#### Work order:
Print the data exactly as it is given, please.

(Excerpts from an interface dataset)

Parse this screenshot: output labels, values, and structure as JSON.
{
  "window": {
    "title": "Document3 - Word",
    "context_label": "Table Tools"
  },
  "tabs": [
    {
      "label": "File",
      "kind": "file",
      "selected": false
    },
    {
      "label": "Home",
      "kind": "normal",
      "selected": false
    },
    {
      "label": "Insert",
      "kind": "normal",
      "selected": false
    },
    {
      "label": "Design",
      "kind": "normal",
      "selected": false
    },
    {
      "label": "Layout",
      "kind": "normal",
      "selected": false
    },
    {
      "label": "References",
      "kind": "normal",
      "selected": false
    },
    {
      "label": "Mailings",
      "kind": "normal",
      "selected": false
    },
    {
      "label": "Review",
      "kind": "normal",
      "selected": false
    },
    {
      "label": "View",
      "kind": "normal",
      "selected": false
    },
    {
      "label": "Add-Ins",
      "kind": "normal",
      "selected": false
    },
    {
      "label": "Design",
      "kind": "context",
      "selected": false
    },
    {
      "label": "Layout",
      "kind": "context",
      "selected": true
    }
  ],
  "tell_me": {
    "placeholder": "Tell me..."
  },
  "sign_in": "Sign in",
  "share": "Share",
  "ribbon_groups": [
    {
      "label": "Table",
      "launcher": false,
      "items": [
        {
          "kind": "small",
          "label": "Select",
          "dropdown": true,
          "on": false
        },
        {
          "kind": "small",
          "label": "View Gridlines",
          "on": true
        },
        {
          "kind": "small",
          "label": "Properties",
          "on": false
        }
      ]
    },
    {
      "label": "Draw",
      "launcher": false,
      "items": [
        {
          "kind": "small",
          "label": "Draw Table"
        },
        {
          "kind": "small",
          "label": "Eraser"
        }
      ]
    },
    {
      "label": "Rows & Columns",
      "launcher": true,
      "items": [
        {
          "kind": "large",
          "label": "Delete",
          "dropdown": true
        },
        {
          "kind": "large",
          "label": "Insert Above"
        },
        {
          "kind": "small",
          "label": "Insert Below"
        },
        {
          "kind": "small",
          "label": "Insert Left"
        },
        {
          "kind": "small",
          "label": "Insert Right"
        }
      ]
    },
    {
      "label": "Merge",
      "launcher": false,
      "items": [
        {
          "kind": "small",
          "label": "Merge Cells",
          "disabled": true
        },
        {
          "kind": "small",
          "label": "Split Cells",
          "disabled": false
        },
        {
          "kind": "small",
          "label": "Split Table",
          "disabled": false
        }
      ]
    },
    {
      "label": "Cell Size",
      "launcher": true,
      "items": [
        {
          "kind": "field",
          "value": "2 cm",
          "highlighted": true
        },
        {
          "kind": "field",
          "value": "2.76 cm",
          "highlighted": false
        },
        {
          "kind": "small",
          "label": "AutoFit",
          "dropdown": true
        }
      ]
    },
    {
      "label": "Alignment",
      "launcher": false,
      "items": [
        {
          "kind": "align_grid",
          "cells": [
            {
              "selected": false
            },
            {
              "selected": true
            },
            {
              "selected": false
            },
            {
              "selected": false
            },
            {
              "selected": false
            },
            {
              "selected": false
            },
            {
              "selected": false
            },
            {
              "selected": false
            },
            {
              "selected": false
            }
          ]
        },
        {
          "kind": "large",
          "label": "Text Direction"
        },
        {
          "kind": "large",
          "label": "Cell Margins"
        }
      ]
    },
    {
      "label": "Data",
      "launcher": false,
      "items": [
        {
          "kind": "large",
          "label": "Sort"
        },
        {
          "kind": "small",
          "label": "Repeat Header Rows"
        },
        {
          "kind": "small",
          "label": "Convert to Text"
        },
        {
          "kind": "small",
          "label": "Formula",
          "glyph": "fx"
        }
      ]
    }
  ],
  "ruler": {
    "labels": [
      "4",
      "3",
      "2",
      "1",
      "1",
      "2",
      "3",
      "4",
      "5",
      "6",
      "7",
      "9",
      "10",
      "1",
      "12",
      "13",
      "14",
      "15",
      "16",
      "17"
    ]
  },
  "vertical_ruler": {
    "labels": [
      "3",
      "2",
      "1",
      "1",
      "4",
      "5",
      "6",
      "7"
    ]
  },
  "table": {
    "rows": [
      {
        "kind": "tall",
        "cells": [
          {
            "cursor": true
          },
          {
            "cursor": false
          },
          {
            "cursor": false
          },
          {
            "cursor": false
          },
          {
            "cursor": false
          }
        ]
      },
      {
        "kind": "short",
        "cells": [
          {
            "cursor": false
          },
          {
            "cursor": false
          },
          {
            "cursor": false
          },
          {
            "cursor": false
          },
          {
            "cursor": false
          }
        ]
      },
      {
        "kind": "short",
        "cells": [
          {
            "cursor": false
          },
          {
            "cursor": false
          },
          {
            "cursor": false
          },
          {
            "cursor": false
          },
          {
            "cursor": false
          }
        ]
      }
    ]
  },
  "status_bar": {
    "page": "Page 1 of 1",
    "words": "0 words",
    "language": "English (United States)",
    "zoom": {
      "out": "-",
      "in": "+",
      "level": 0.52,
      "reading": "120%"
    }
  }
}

#### Task solution:
Parse this screenshot: output labels, values, and structure as JSON.
{
  "window": {
    "title": "Document3 - Word",
    "context_label": "Table Tools"
  },
  "tabs": [
    {
      "label": "File",
      "kind": "file",
      "selected": false
    },
    {
      "label": "Home",
      "kind": "normal",
      "selected": false
    },
    {
      "label": "Insert",
      "kind": "normal",
      "selected": false
    },
    {
      "label": "Design",
      "kind": "normal",
      "selected": false
    },
    {
      "label": "Layout",
      "kind": "normal",
      "selected": false
    },
    {
      "label": "References",
      "kind": "normal",
      "selected": false
    },
    {
      "label": "Mailings",
      "kind": "normal",
      "selected": false
    },
    {
      "label": "Review",
      "kind": "normal",
      "selected": false
    },
    {
      "label": "View",
      "kind": "normal",
      "selected": false
    },
    {
      "label": "Add-Ins",
      "kind": "normal",
      "selected": false
    },
    {
      "label": "Design",
      "kind": "context",
      "selected": false
    },
    {
      "label": "Layout",
      "kind": "context",
      "selected": true
    }
  ],
  "tell_me": {
    "placeholder": "Tell me..."
  },
  "sign_in": "Sign in",
  "share": "Share",
  "ribbon_groups": [
    {
      "label": "Table",
      "launcher": false,
      "items": [
        {
          "kind": "small",
          "label": "Select",
          "dropdown": true,
          "on": false
        },
        {
          "kind": "small",
          "label": "View Gridlines",
          "on": true
        },
        {
          "kind": "small",
          "label": "Properties",
          "on": false
        }
      ]
    },
    {
      "label": "Draw",
      "launcher": false,
      "items": [
        {
          "kind": "small",
          "label": "Draw Table"
        },
        {
          "kind": "small",
          "label": "Eraser"
        }
      ]
    },
    {
      "label": "Rows & Columns",
      "launcher": true,
      "items": [
        {
          "kind": "large",
          "label": "Delete",
          "dropdown": true
        },
        {
          "kind": "large",
          "label": "Insert Above"
        },
        {
          "kind": "small",
          "label": "Insert Below"
        },
        {
          "kind": "small",
          "label": "Insert Left"
        },
        {
          "kind": "small",
          "label": "Insert Right"
        }
      ]
    },
    {
      "label": "Merge",
      "launcher": false,
      "items": [
        {
          "kind": "small",
          "label": "Merge Cells",
          "disabled": true
        },
        {
          "kind": "small",
          "label": "Split Cells",
          "disabled": false
        },
        {
          "kind": "small",
          "label": "Split Table",
          "disabled": false
        }
      ]
    },
    {
      "label": "Cell Size",
      "launcher": true,
      "items": [
        {
          "kind": "field",
          "value": "2 cm",
          "highlighted": true
        },
        {
          "kind": "field",
          "value": "2.76 cm",
          "highlighted": false
        },
        {
          "kind": "small",
          "label": "AutoFit",
          "dropdown": true
        }
      ]
    },
    {
      "label": "Alignment",
      "launcher": false,
      "items": [
        {
          "kind": "align_grid",
          "cells": [
            {
              "selected": false
            },
            {
              "selected": true
            },
            {
              "selected": false
            },
            {
              "selected": false
            },
            {
              "selected": false
            },
            {
              "selected": false
            },
            {
              "selected": false
            },
            {
              "selected": false
            },
            {
              "selected": false
            }
          ]
        },
        {
          "kind": "large",
          "label": "Text Direction"
        },
        {
          "kind": "large",
          "label": "Cell Margins"
        }
      ]
    },
    {
      "label": "Data",
      "launcher": false,
      "items": [
        {
          "kind": "large",
          "label": "Sort"
        },
        {
          "kind": "small",
          "label": "Repeat Header Rows"
        },
        {
          "kind": "small",
          "label": "Convert to Text"
        },
        {
          "kind": "small",
          "label": "Formula",
          "glyph": "fx"
        }
      ]
    }
  ],
  "ruler": {
    "labels": [
      "4",
      "3",
      "2",
      "1",
      "1",
      "2",
      "3",
      "4",
      "5",
      "6",
      "7",
      "9",
      "10",
      "1",
      "12",
      "13",
      "14",
      "15",
      "16",
      "17"
    ]
  },
  "vertical_ruler": {
    "labels": [
      "3",
      "2",
      "1",
      "1",
      "4",
      "5",
      "6",
      "7"
    ]
  },
  "table": {
    "rows": [
      {
        "kind": "tall",
        "cells": [
          {
            "cursor": true
          },
          {
            "cursor": false
          },
          {
            "cursor": false
          },
          {
            "cursor": false
          },
          {
            "cursor": false
          }
        ]
      },
      {
        "kind": "short",
        "cells": [
          {
            "cursor": false
          },
          {
            "cursor": false
          },
          {
            "cursor": false
          },
          {
            "cursor": false
          },
          {
            "cursor": false
          }
        ]
      },
      {
        "kind": "short",
        "cells": [
          {
            "cursor": false
          },
          {
            "cursor": false
          },
          {
            "cursor": false
          },
          {
            "cursor": false
          },
          {
            "cursor": false
          }
        ]
      }
    ]
  },
  "status_bar": {
    "page": "Page 1 of 1",
    "words": "0 words",
    "language": "English (United States)",
    "zoom": {
      "out": "-",
      "in": "+",
      "level": 0.52,
      "reading": "120%"
    }
  }
}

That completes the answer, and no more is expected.